talks are crucial as these are being held after the March-April
Tibetan uprising against China and ahead of the Beijing Olympics
have nothing new to raise in the forthcoming round of talks.
The issues will remain the same, plus we will raise the recent
violence inside Tibet," Rinpoche said.
Dalai Lama's envoys, Lodi Gyari and Kelsang Gyaltsen, accompanied
by two other Tibetan officials, will go to China for the seventh
round of talks.
needs an enemy and they have chosen His Holiness (the Dalai
Lama) for the moment. That is their style of functioning.
They have been demonising him in recent months and blaming
him for the turmoil inside Tibet. It makes no difference to
us. They cannot keep fooling the world," Rinpoche said
in one of the hardest criticisms of the Chinese policy on
said the problem concerning Tibet was not with the Chinese
ideology over the matter or the Chinese people but "only
with some top hardcore Chinese leaders". He refused to
identify those leaders.
Following international pressure in the run-up to the Olympics,
China held talks with the Dalai Lama's envoys last month in
Beijing but the talks ended abruptly.
has been blaming the "Dalai clique" for being behind
the violence in Tibet in March-April this year. They have

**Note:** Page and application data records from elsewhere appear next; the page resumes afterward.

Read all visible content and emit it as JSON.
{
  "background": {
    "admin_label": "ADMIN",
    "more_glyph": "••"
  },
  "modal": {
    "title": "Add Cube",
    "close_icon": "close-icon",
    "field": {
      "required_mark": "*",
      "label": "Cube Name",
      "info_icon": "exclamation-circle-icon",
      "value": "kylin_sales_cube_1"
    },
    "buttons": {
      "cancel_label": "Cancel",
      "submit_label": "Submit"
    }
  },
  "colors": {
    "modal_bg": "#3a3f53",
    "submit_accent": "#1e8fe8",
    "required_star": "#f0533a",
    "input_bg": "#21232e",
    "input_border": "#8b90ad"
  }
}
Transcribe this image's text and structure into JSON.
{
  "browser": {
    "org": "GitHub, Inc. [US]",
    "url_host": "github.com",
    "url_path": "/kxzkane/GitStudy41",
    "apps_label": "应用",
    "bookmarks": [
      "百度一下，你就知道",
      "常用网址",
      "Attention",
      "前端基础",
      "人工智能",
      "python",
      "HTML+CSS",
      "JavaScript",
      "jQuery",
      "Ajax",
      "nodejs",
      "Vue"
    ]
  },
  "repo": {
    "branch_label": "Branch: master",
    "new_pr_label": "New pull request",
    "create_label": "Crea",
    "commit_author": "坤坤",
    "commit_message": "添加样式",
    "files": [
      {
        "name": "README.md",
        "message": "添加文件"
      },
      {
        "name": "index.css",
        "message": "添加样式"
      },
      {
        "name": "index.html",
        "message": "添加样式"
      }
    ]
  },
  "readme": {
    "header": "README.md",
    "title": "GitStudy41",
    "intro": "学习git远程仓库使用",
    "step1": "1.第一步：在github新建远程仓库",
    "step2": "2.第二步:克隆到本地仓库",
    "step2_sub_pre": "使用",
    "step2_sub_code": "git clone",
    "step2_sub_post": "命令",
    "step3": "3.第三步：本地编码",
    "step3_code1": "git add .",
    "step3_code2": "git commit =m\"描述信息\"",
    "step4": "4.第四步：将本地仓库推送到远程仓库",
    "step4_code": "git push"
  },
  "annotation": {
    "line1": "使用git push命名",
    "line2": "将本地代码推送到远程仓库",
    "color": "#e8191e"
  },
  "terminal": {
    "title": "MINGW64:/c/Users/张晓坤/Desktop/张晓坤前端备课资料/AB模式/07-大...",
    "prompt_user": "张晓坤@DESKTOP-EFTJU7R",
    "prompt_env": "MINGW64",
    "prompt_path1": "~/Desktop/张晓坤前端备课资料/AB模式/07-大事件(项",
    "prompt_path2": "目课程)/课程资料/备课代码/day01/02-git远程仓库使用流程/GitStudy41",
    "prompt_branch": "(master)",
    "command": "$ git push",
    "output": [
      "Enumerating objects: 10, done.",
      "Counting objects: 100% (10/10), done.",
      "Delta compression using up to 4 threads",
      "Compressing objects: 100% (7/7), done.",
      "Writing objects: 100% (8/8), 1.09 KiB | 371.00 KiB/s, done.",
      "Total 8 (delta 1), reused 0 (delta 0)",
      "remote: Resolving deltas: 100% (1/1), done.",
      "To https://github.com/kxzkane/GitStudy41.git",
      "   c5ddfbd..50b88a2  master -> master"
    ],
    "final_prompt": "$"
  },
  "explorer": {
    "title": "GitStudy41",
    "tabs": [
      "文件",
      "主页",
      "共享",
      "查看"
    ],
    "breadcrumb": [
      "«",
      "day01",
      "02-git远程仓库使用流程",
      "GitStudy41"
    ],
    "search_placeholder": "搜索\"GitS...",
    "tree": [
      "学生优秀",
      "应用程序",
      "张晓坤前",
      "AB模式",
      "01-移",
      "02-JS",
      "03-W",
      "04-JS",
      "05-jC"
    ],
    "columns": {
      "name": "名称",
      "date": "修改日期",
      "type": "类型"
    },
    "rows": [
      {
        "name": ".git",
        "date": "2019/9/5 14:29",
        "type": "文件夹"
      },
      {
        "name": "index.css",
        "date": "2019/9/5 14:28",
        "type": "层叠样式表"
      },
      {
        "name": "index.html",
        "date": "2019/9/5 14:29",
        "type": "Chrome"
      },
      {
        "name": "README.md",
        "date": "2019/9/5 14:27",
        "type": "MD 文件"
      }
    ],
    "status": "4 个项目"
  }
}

been calling the Dalai Lama a 'a wolf in the robes of a monk'.
Rinpoche said he was still hopeful that the talks between
both sides would lead somewhere, as there was international
pressure on China.
is no chance that we will not talk. Tibetans are suffering
inside Tibet and we must engage China in some talks for their
cause," he said.
said he did not believe that the United Front (Works department)
of China's Communist Party, with whom the Tibetan envoys are
talking, is an inconsequential entity. "This is their
party's official department that deals with minorities. So
we have no problem with that," he added.
Dalai Lama, who left Tibet in 1959 to flee Chinese occupation,
heads the Tibetan government-in-exile in Dharamsala.